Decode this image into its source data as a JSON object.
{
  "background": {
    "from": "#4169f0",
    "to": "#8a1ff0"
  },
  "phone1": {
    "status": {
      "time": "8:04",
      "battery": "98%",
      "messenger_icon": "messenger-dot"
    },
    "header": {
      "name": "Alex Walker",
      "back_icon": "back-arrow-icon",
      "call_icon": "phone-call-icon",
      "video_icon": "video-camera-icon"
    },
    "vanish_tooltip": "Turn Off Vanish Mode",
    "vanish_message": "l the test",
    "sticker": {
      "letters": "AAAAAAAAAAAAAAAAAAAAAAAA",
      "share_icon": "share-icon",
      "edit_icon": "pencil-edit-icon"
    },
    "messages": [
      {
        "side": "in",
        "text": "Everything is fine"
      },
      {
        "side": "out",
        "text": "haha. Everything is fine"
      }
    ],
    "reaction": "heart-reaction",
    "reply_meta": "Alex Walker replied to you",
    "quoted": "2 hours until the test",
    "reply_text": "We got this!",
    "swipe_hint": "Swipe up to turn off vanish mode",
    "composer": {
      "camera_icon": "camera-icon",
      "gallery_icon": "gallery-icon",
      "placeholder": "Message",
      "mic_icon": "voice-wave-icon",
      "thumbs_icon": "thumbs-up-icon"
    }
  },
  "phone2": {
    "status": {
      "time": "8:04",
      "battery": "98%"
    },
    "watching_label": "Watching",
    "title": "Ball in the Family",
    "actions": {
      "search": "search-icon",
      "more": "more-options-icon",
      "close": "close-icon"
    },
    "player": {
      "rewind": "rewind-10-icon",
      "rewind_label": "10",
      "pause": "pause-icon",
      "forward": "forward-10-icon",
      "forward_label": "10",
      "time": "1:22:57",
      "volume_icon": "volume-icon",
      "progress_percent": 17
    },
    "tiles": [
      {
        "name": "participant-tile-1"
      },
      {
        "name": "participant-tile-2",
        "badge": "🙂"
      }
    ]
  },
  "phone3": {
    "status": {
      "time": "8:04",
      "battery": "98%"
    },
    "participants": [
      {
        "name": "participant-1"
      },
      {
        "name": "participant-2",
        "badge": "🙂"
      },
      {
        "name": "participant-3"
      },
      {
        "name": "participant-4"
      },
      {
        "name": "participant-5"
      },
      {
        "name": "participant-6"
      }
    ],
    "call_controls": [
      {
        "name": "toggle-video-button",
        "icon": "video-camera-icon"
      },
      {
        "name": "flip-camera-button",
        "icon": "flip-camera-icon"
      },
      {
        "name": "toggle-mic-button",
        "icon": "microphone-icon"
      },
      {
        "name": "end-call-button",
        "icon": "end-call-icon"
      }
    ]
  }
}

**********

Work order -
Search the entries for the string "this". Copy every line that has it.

Exercise answer -
Decode this image into its source data as a JSON object.
    "reply_text": "We got this!",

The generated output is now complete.